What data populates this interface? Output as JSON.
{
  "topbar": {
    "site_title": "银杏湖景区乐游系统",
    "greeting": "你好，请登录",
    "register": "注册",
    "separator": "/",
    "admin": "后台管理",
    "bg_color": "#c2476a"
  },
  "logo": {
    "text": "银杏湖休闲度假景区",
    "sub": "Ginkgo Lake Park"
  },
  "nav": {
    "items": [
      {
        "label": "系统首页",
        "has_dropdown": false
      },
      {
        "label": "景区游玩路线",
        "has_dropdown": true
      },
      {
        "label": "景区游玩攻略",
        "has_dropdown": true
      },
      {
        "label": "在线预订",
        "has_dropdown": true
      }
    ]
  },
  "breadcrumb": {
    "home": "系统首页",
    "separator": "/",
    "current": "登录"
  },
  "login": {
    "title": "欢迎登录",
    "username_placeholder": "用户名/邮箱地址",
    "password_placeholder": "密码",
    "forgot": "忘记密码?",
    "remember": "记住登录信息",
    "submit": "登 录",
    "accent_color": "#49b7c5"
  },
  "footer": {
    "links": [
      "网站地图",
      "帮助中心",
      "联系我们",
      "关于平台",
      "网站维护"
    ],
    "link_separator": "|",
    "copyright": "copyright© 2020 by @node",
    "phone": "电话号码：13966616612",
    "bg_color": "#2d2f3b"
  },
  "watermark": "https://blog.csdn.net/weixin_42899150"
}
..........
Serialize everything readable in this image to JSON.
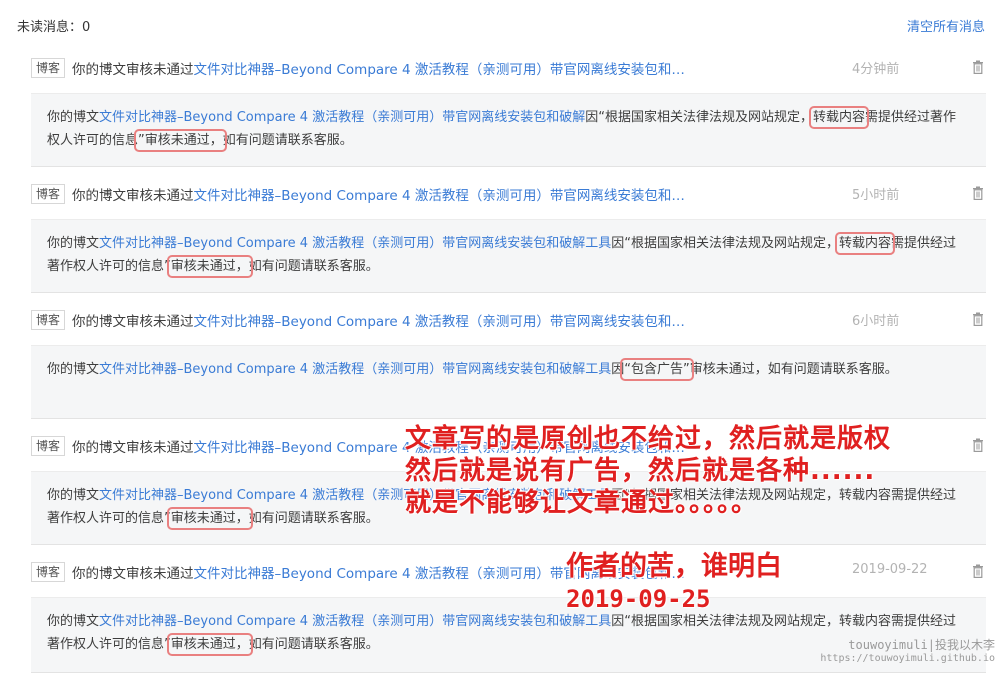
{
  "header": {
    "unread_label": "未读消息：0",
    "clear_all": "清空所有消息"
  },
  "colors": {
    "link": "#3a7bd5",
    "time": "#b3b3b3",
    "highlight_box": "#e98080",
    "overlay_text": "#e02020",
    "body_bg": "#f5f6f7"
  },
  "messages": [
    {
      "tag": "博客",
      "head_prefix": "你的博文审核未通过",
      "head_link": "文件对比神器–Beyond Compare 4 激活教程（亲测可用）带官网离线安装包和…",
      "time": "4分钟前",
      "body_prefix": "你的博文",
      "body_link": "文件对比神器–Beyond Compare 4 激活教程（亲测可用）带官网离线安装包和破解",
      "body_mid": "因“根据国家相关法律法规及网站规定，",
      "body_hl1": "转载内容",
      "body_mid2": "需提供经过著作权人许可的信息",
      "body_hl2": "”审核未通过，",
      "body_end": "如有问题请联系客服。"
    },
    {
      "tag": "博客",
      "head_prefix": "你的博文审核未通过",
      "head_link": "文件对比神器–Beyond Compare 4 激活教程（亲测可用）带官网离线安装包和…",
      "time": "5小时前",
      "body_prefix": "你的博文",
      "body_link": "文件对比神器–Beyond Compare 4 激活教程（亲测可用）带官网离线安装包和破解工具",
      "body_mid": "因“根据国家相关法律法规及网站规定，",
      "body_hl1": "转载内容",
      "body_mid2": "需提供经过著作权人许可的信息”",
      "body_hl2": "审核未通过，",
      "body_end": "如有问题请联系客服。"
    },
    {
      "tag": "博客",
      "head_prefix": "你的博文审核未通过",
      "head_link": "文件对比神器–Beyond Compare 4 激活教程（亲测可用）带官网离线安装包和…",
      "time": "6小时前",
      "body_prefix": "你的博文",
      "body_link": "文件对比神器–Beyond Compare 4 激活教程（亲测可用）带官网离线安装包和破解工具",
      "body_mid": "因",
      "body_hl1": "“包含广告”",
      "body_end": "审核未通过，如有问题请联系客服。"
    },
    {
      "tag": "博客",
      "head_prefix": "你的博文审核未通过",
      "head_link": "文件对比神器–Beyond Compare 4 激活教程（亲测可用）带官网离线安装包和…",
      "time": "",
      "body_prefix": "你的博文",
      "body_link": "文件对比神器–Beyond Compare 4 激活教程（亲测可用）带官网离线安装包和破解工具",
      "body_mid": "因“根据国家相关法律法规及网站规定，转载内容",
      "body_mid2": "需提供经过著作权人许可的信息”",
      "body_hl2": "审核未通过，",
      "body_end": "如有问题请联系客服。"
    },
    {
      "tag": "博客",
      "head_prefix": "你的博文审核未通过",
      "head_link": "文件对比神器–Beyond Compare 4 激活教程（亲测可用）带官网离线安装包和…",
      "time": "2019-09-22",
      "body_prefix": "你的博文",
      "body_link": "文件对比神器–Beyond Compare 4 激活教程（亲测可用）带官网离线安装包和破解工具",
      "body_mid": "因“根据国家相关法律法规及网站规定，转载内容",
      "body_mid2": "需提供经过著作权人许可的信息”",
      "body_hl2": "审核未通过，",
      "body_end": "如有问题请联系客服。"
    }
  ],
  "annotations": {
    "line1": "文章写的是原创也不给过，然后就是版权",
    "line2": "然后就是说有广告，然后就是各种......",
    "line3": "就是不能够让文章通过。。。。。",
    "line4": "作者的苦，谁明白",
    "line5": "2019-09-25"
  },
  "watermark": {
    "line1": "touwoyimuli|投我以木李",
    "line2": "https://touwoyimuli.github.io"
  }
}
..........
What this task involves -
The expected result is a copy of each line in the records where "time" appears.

Task answer -
    "time": "#b3b3b3",
      "time": "4分钟前",
      "time": "5小时前",
      "time": "6小时前",
      "time": "",
      "time": "2019-09-22",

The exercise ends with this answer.